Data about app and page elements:
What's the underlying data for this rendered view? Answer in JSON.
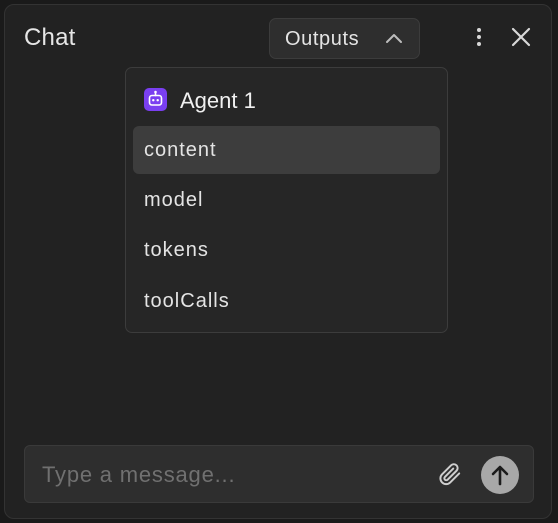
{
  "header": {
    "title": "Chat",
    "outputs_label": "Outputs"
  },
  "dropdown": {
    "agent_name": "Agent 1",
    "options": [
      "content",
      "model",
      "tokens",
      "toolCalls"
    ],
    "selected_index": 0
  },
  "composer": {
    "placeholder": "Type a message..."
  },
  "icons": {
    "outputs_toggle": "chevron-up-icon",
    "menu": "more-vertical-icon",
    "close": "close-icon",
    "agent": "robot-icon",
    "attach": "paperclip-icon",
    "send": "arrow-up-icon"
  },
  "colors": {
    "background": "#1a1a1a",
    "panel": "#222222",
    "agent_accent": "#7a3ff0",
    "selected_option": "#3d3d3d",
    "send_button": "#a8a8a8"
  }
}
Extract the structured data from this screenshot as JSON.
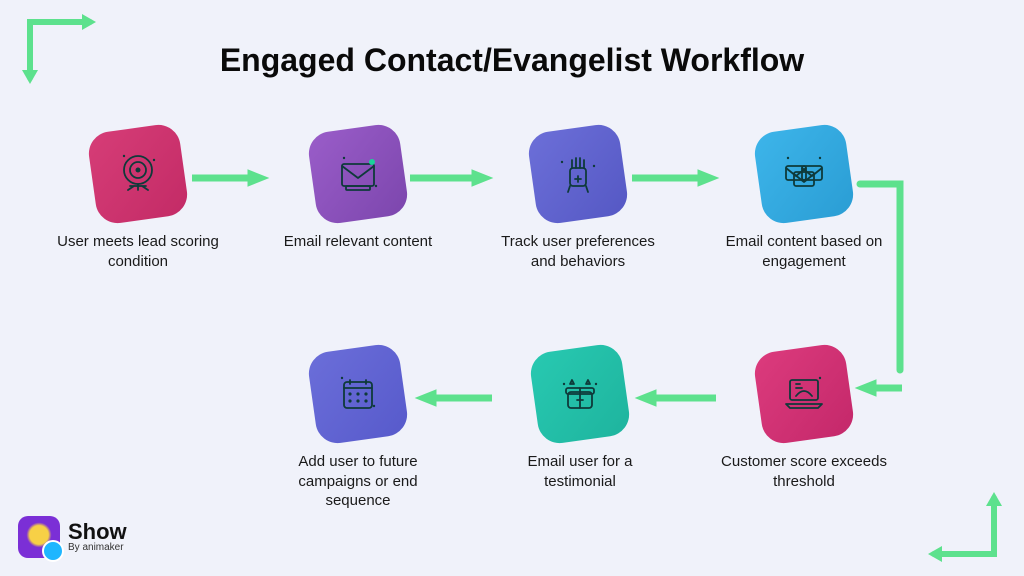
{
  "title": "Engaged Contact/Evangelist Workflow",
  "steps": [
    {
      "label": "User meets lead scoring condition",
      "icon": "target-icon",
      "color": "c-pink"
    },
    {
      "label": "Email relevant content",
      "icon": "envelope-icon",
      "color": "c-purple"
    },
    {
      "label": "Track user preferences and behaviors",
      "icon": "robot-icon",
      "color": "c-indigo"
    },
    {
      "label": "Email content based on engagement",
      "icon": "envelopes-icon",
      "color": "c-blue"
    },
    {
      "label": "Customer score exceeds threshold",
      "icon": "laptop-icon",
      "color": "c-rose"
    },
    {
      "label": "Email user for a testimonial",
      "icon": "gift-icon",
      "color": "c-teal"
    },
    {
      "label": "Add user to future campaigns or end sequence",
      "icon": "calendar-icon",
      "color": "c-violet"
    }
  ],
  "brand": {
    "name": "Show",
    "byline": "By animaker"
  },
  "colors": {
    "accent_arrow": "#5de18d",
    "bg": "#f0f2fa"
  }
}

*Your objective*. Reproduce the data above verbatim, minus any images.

*Output of the exercise*.
What's the underlying data for this rendered view? Answer in JSON.
{
  "header": {
    "title": "Chat",
    "outputs_label": "Outputs"
  },
  "dropdown": {
    "agent_name": "Agent 1",
    "options": [
      "content",
      "model",
      "tokens",
      "toolCalls"
    ],
    "selected_index": 0
  },
  "composer": {
    "placeholder": "Type a message..."
  },
  "icons": {
    "outputs_toggle": "chevron-up-icon",
    "menu": "more-vertical-icon",
    "close": "close-icon",
    "agent": "robot-icon",
    "attach": "paperclip-icon",
    "send": "arrow-up-icon"
  },
  "colors": {
    "background": "#1a1a1a",
    "panel": "#222222",
    "agent_accent": "#7a3ff0",
    "selected_option": "#3d3d3d",
    "send_button": "#a8a8a8"
  }
}
Extract the structured data from this screenshot as JSON.
{
  "title": "Engaged Contact/Evangelist Workflow",
  "steps": [
    {
      "label": "User meets lead scoring condition",
      "icon": "target-icon",
      "color": "c-pink"
    },
    {
      "label": "Email relevant content",
      "icon": "envelope-icon",
      "color": "c-purple"
    },
    {
      "label": "Track user preferences and behaviors",
      "icon": "robot-icon",
      "color": "c-indigo"
    },
    {
      "label": "Email content based on engagement",
      "icon": "envelopes-icon",
      "color": "c-blue"
    },
    {
      "label": "Customer score exceeds threshold",
      "icon": "laptop-icon",
      "color": "c-rose"
    },
    {
      "label": "Email user for a testimonial",
      "icon": "gift-icon",
      "color": "c-teal"
    },
    {
      "label": "Add user to future campaigns or end sequence",
      "icon": "calendar-icon",
      "color": "c-violet"
    }
  ],
  "brand": {
    "name": "Show",
    "byline": "By animaker"
  },
  "colors": {
    "accent_arrow": "#5de18d",
    "bg": "#f0f2fa"
  }
}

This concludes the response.